Entries provided below:
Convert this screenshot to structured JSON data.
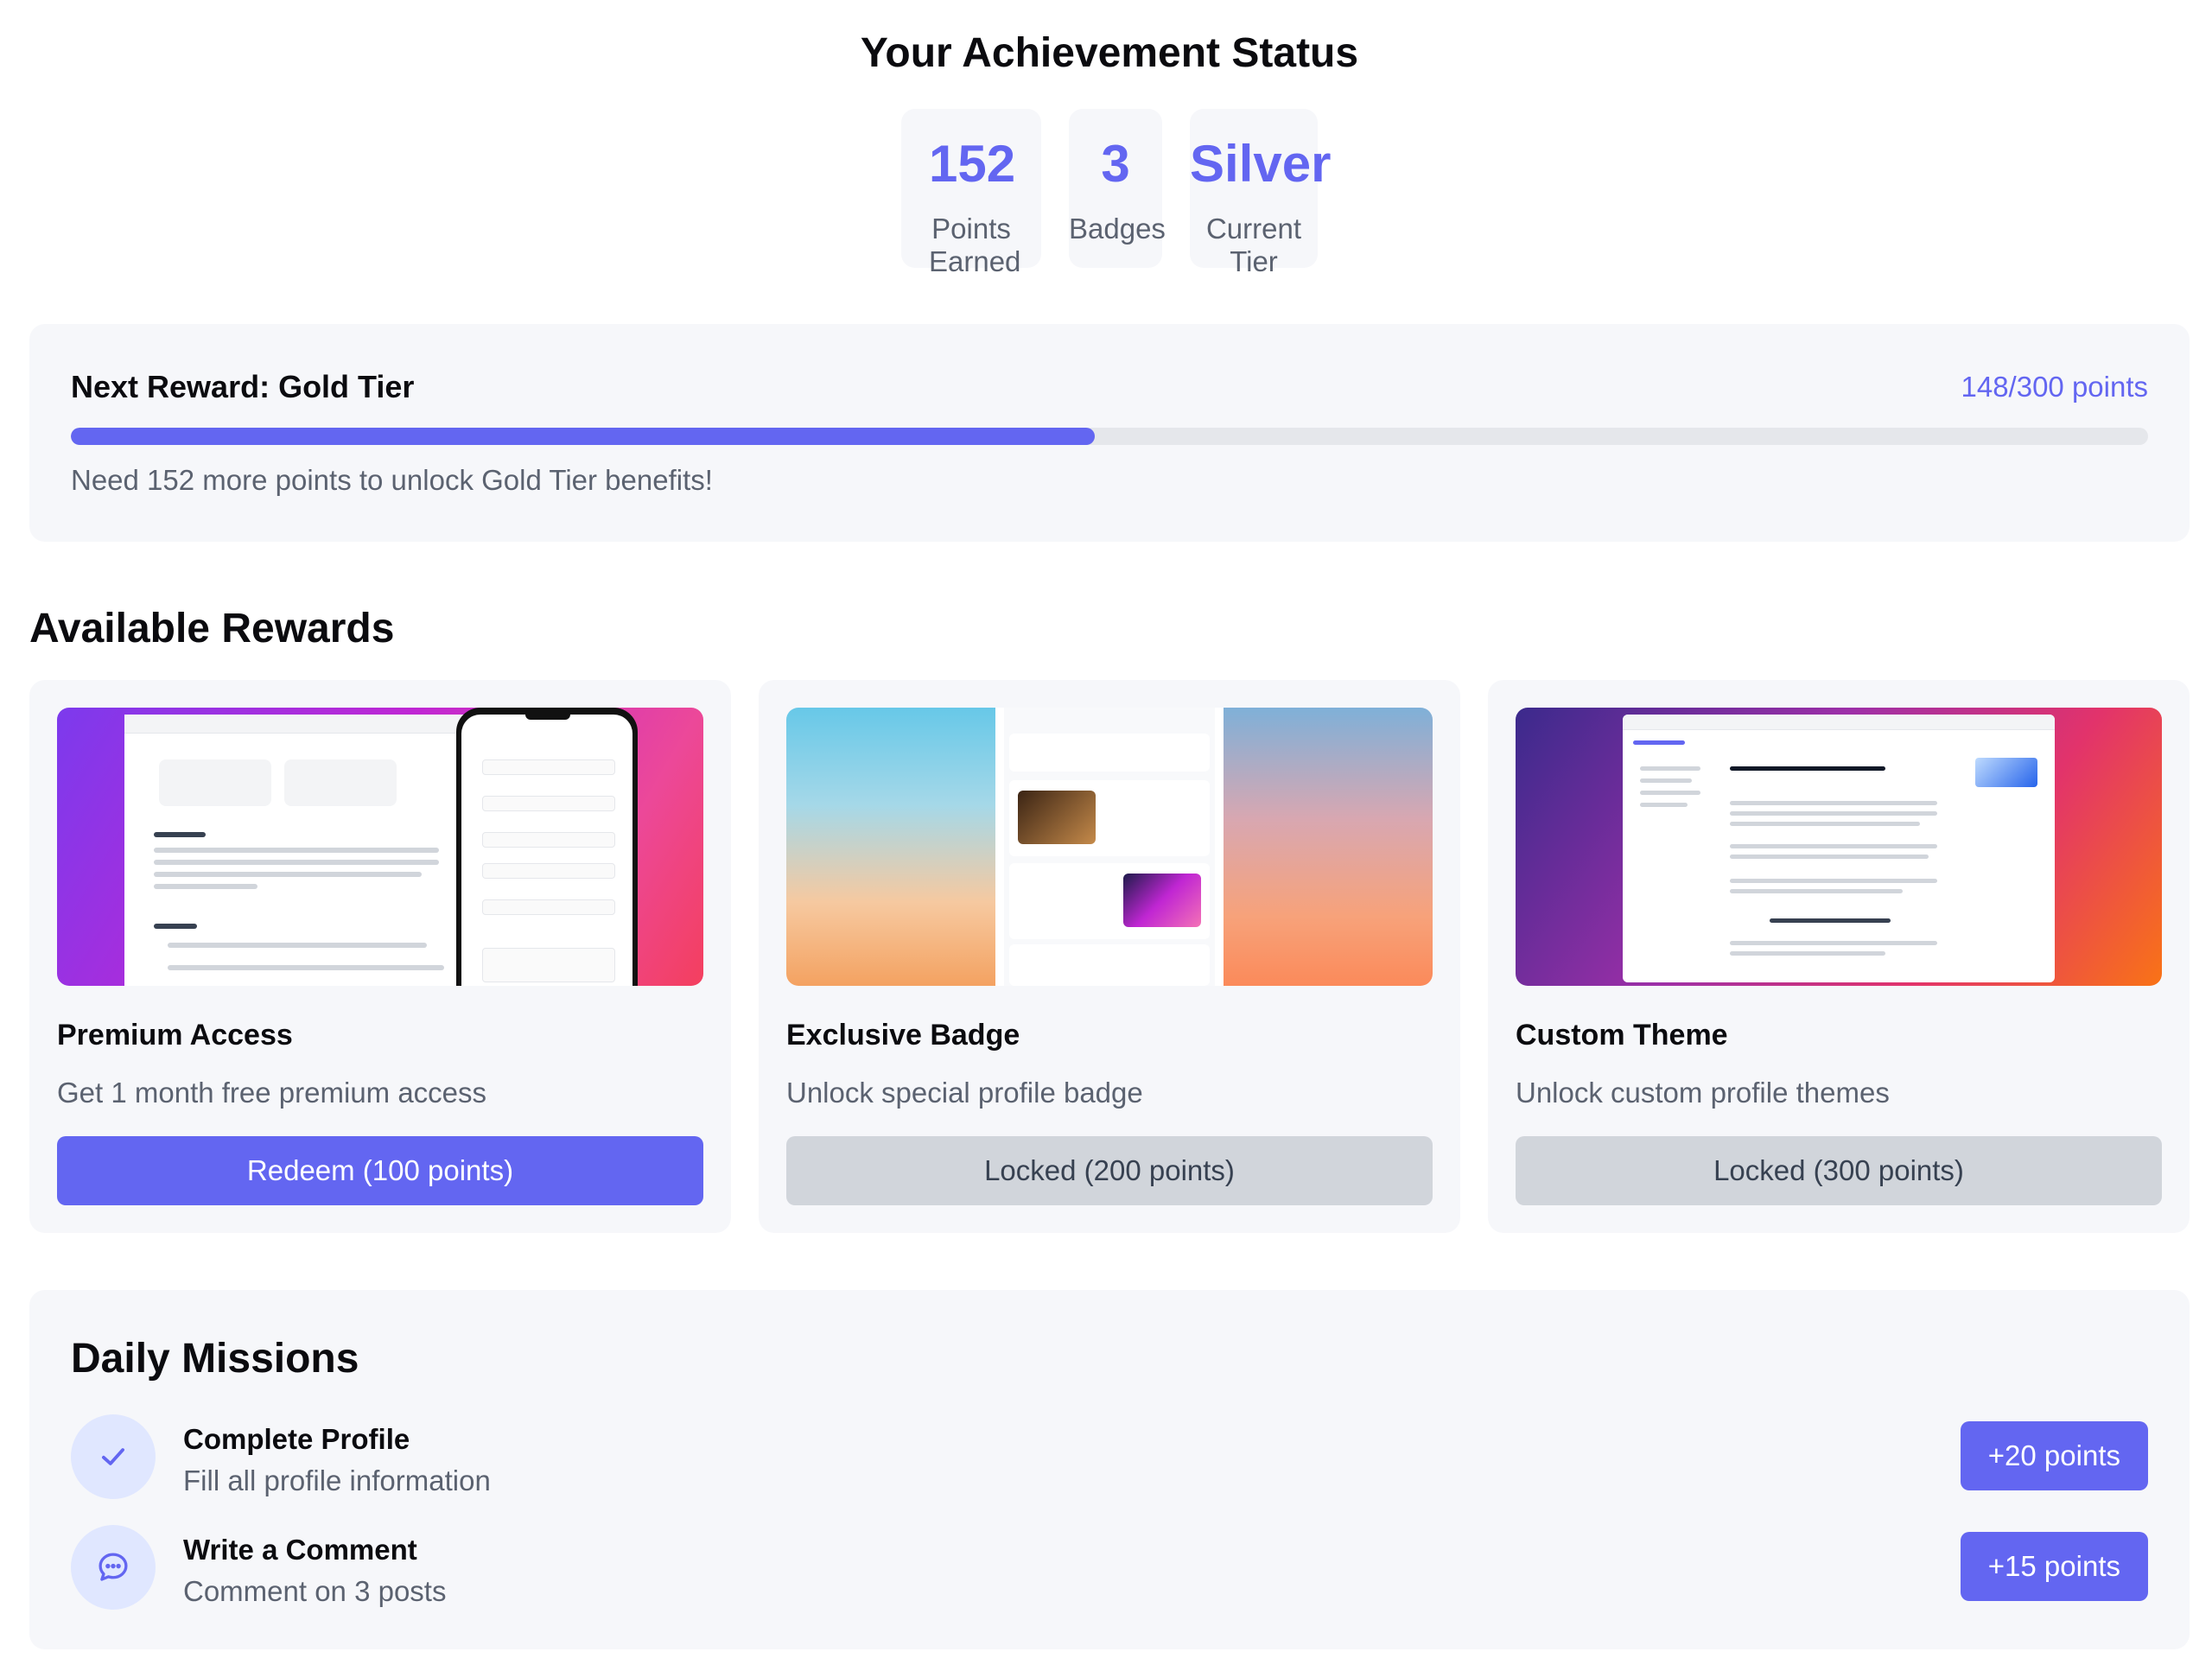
{
  "header": {
    "title": "Your Achievement Status"
  },
  "stats": [
    {
      "value": "152",
      "label": "Points Earned"
    },
    {
      "value": "3",
      "label": "Badges"
    },
    {
      "value": "Silver",
      "label": "Current Tier"
    }
  ],
  "next_reward": {
    "title": "Next Reward: Gold Tier",
    "points_text": "148/300 points",
    "progress_fraction": 0.493,
    "note": "Need 152 more points to unlock Gold Tier benefits!"
  },
  "rewards": {
    "title": "Available Rewards",
    "items": [
      {
        "title": "Premium Access",
        "description": "Get 1 month free premium access",
        "button": "Redeem (100 points)",
        "state": "available"
      },
      {
        "title": "Exclusive Badge",
        "description": "Unlock special profile badge",
        "button": "Locked (200 points)",
        "state": "locked"
      },
      {
        "title": "Custom Theme",
        "description": "Unlock custom profile themes",
        "button": "Locked (300 points)",
        "state": "locked"
      }
    ]
  },
  "missions": {
    "title": "Daily Missions",
    "items": [
      {
        "icon": "check-icon",
        "title": "Complete Profile",
        "description": "Fill all profile information",
        "button": "+20 points"
      },
      {
        "icon": "chat-bubble-icon",
        "title": "Write a Comment",
        "description": "Comment on 3 posts",
        "button": "+15 points"
      }
    ]
  },
  "colors": {
    "accent": "#6366f1",
    "card_bg": "#f6f7fa",
    "locked": "#d1d5db"
  }
}
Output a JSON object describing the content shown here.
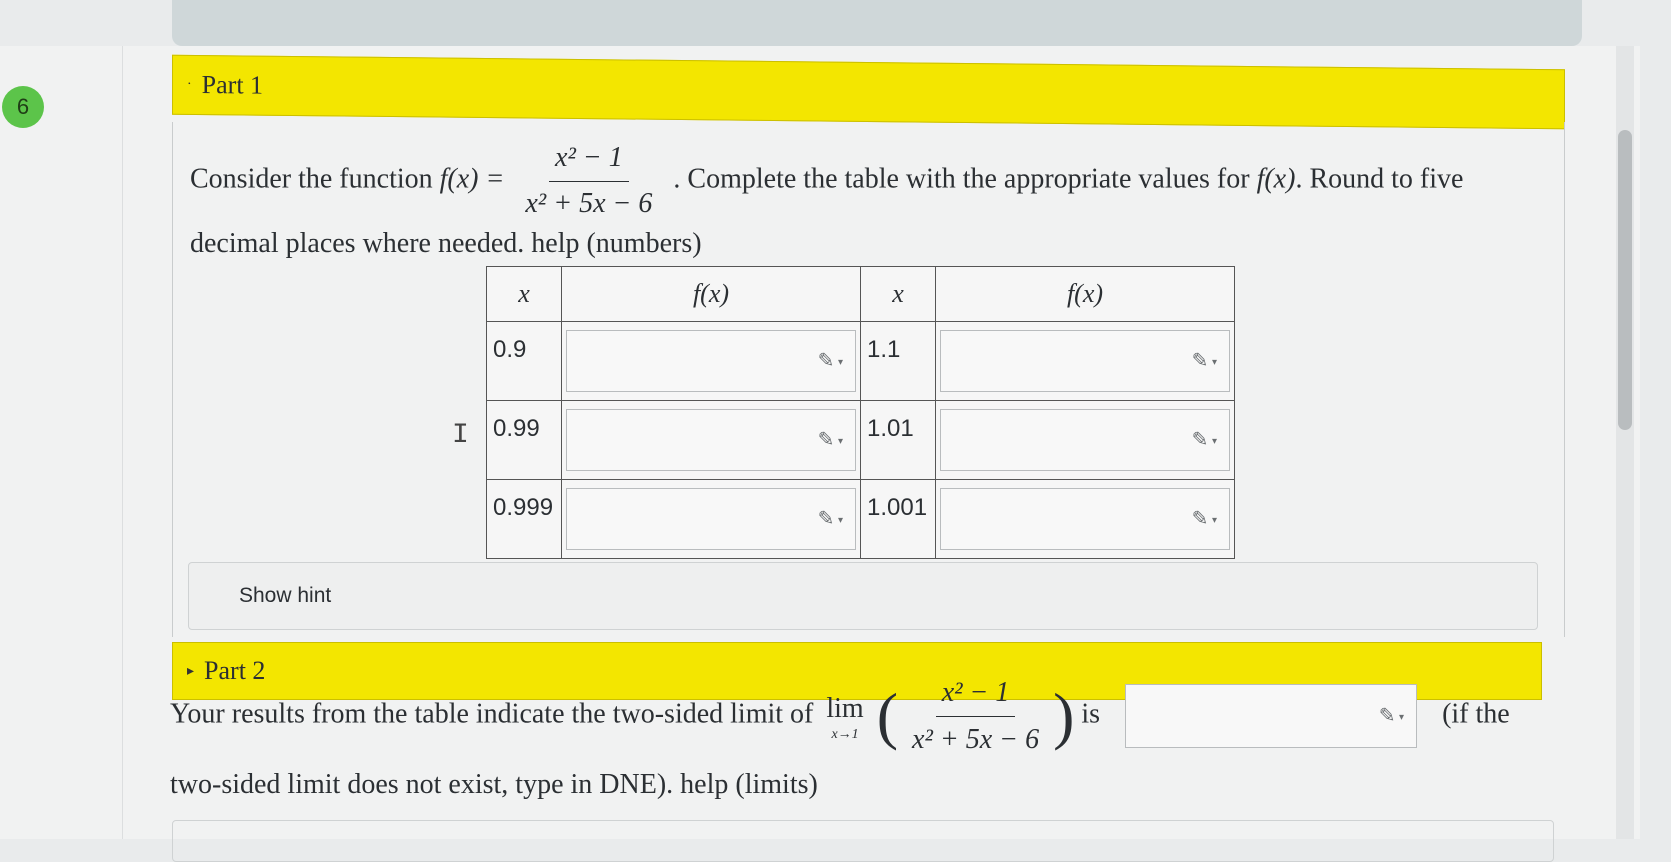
{
  "question_number": "6",
  "part1": {
    "label": "Part 1",
    "prompt_prefix": "Consider the function",
    "fx": "f(x) =",
    "numerator": "x² − 1",
    "denominator": "x² + 5x − 6",
    "prompt_mid": ". Complete the table with the appropriate values for",
    "fx_short": "f(x)",
    "prompt_suffix": ". Round to five decimal places where needed.",
    "help_link": "help (numbers)",
    "table": {
      "headers": [
        "x",
        "f(x)",
        "x",
        "f(x)"
      ],
      "rows": [
        {
          "x_left": "0.9",
          "f_left": "",
          "x_right": "1.1",
          "f_right": ""
        },
        {
          "x_left": "0.99",
          "f_left": "",
          "x_right": "1.01",
          "f_right": ""
        },
        {
          "x_left": "0.999",
          "f_left": "",
          "x_right": "1.001",
          "f_right": ""
        }
      ]
    },
    "hint_label": "Show hint"
  },
  "part2": {
    "label": "Part 2",
    "prompt_prefix": "Your results from the table indicate the two-sided limit of",
    "lim": "lim",
    "lim_sub": "x→1",
    "numerator": "x² − 1",
    "denominator": "x² + 5x − 6",
    "is": "is",
    "limit_value": "",
    "prompt_suffix": "(if the two-sided limit does not exist, type in DNE).",
    "help_link": "help (limits)"
  },
  "icons": {
    "edit": "pencil-icon",
    "text_cursor": "i-beam-cursor-icon"
  },
  "colors": {
    "part_bar": "#f3e600",
    "question_badge": "#5cc44a"
  }
}
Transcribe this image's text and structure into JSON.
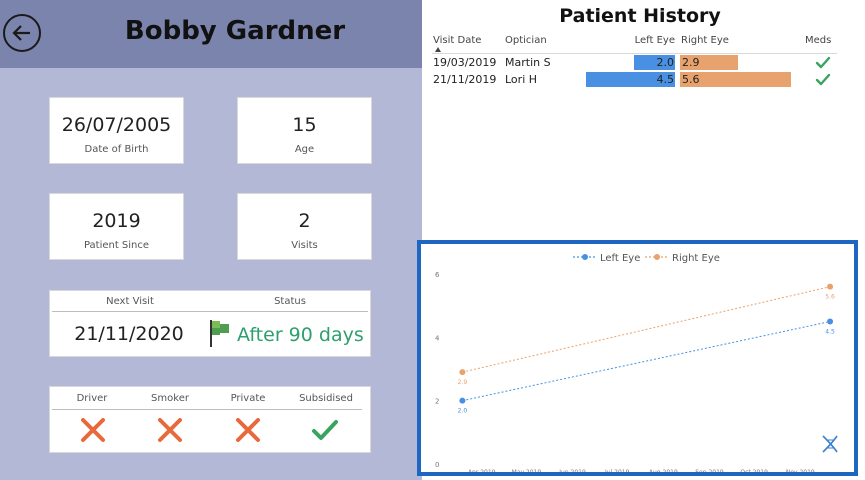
{
  "patient": {
    "name": "Bobby Gardner",
    "dob": "26/07/2005",
    "dob_label": "Date of Birth",
    "age": "15",
    "age_label": "Age",
    "since": "2019",
    "since_label": "Patient Since",
    "visits": "2",
    "visits_label": "Visits",
    "next_visit_label": "Next Visit",
    "next_visit": "21/11/2020",
    "status_label": "Status",
    "status": "After 90 days",
    "flags": [
      {
        "label": "Driver",
        "icon": "cross-icon"
      },
      {
        "label": "Smoker",
        "icon": "cross-icon"
      },
      {
        "label": "Private",
        "icon": "cross-icon"
      },
      {
        "label": "Subsidised",
        "icon": "check-icon"
      }
    ]
  },
  "history": {
    "title": "Patient History",
    "columns": [
      "Visit Date",
      "Optician",
      "Left Eye",
      "Right Eye",
      "Meds"
    ],
    "rows": [
      {
        "date": "19/03/2019",
        "optician": "Martin S",
        "left": "2.0",
        "right": "2.9",
        "meds": "check-icon"
      },
      {
        "date": "21/11/2019",
        "optician": "Lori H",
        "left": "4.5",
        "right": "5.6",
        "meds": "check-icon"
      }
    ]
  },
  "colors": {
    "left_eye": "#4a90e2",
    "right_eye": "#e8a26e",
    "frame": "#1f66c2",
    "status_green": "#2e9f6e",
    "cross": "#e8693c",
    "check": "#3aa35f"
  },
  "chart_data": {
    "type": "line",
    "series": [
      {
        "name": "Left Eye",
        "x": [
          "2019-03-19",
          "2019-11-21"
        ],
        "values": [
          2.0,
          4.5
        ],
        "labels": [
          "2.0",
          "4.5"
        ]
      },
      {
        "name": "Right Eye",
        "x": [
          "2019-03-19",
          "2019-11-21"
        ],
        "values": [
          2.9,
          5.6
        ],
        "labels": [
          "2.9",
          "5.6"
        ]
      }
    ],
    "x_ticks": [
      "Apr 2019",
      "May 2019",
      "Jun 2019",
      "Jul 2019",
      "Aug 2019",
      "Sep 2019",
      "Oct 2019",
      "Nov 2019"
    ],
    "y_ticks": [
      "0",
      "2",
      "4",
      "6"
    ],
    "ylim": [
      0,
      6
    ],
    "xlim": [
      "2019-03-10",
      "2019-11-27"
    ],
    "legend": "top-center",
    "grid": false
  }
}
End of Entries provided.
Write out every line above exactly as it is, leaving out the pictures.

Output for this exercise:
Convert this screenshot to structured JSON data.
{
  "header": {
    "title": "Your Achievement Status"
  },
  "stats": [
    {
      "value": "152",
      "label": "Points Earned"
    },
    {
      "value": "3",
      "label": "Badges"
    },
    {
      "value": "Silver",
      "label": "Current Tier"
    }
  ],
  "next_reward": {
    "title": "Next Reward: Gold Tier",
    "points_text": "148/300 points",
    "progress_fraction": 0.493,
    "note": "Need 152 more points to unlock Gold Tier benefits!"
  },
  "rewards": {
    "title": "Available Rewards",
    "items": [
      {
        "title": "Premium Access",
        "description": "Get 1 month free premium access",
        "button": "Redeem (100 points)",
        "state": "available"
      },
      {
        "title": "Exclusive Badge",
        "description": "Unlock special profile badge",
        "button": "Locked (200 points)",
        "state": "locked"
      },
      {
        "title": "Custom Theme",
        "description": "Unlock custom profile themes",
        "button": "Locked (300 points)",
        "state": "locked"
      }
    ]
  },
  "missions": {
    "title": "Daily Missions",
    "items": [
      {
        "icon": "check-icon",
        "title": "Complete Profile",
        "description": "Fill all profile information",
        "button": "+20 points"
      },
      {
        "icon": "chat-bubble-icon",
        "title": "Write a Comment",
        "description": "Comment on 3 posts",
        "button": "+15 points"
      }
    ]
  },
  "colors": {
    "accent": "#6366f1",
    "card_bg": "#f6f7fa",
    "locked": "#d1d5db"
  }
}
Output a JSON object describing the content shown here.
{
  "question_number": "6",
  "part1": {
    "label": "Part 1",
    "prompt_prefix": "Consider the function",
    "fx": "f(x) =",
    "numerator": "x² − 1",
    "denominator": "x² + 5x − 6",
    "prompt_mid": ". Complete the table with the appropriate values for",
    "fx_short": "f(x)",
    "prompt_suffix": ". Round to five decimal places where needed.",
    "help_link": "help (numbers)",
    "table": {
      "headers": [
        "x",
        "f(x)",
        "x",
        "f(x)"
      ],
      "rows": [
        {
          "x_left": "0.9",
          "f_left": "",
          "x_right": "1.1",
          "f_right": ""
        },
        {
          "x_left": "0.99",
          "f_left": "",
          "x_right": "1.01",
          "f_right": ""
        },
        {
          "x_left": "0.999",
          "f_left": "",
          "x_right": "1.001",
          "f_right": ""
        }
      ]
    },
    "hint_label": "Show hint"
  },
  "part2": {
    "label": "Part 2",
    "prompt_prefix": "Your results from the table indicate the two-sided limit of",
    "lim": "lim",
    "lim_sub": "x→1",
    "numerator": "x² − 1",
    "denominator": "x² + 5x − 6",
    "is": "is",
    "limit_value": "",
    "prompt_suffix": "(if the two-sided limit does not exist, type in DNE).",
    "help_link": "help (limits)"
  },
  "icons": {
    "edit": "pencil-icon",
    "text_cursor": "i-beam-cursor-icon"
  },
  "colors": {
    "part_bar": "#f3e600",
    "question_badge": "#5cc44a"
  }
}
Transcribe this image's text and structure into JSON.
{
  "patient": {
    "name": "Bobby Gardner",
    "dob": "26/07/2005",
    "dob_label": "Date of Birth",
    "age": "15",
    "age_label": "Age",
    "since": "2019",
    "since_label": "Patient Since",
    "visits": "2",
    "visits_label": "Visits",
    "next_visit_label": "Next Visit",
    "next_visit": "21/11/2020",
    "status_label": "Status",
    "status": "After 90 days",
    "flags": [
      {
        "label": "Driver",
        "icon": "cross-icon"
      },
      {
        "label": "Smoker",
        "icon": "cross-icon"
      },
      {
        "label": "Private",
        "icon": "cross-icon"
      },
      {
        "label": "Subsidised",
        "icon": "check-icon"
      }
    ]
  },
  "history": {
    "title": "Patient History",
    "columns": [
      "Visit Date",
      "Optician",
      "Left Eye",
      "Right Eye",
      "Meds"
    ],
    "rows": [
      {
        "date": "19/03/2019",
        "optician": "Martin S",
        "left": "2.0",
        "right": "2.9",
        "meds": "check-icon"
      },
      {
        "date": "21/11/2019",
        "optician": "Lori H",
        "left": "4.5",
        "right": "5.6",
        "meds": "check-icon"
      }
    ]
  },
  "colors": {
    "left_eye": "#4a90e2",
    "right_eye": "#e8a26e",
    "frame": "#1f66c2",
    "status_green": "#2e9f6e",
    "cross": "#e8693c",
    "check": "#3aa35f"
  },
  "chart_data": {
    "type": "line",
    "series": [
      {
        "name": "Left Eye",
        "x": [
          "2019-03-19",
          "2019-11-21"
        ],
        "values": [
          2.0,
          4.5
        ],
        "labels": [
          "2.0",
          "4.5"
        ]
      },
      {
        "name": "Right Eye",
        "x": [
          "2019-03-19",
          "2019-11-21"
        ],
        "values": [
          2.9,
          5.6
        ],
        "labels": [
          "2.9",
          "5.6"
        ]
      }
    ],
    "x_ticks": [
      "Apr 2019",
      "May 2019",
      "Jun 2019",
      "Jul 2019",
      "Aug 2019",
      "Sep 2019",
      "Oct 2019",
      "Nov 2019"
    ],
    "y_ticks": [
      "0",
      "2",
      "4",
      "6"
    ],
    "ylim": [
      0,
      6
    ],
    "xlim": [
      "2019-03-10",
      "2019-11-27"
    ],
    "legend": "top-center",
    "grid": false
  }
}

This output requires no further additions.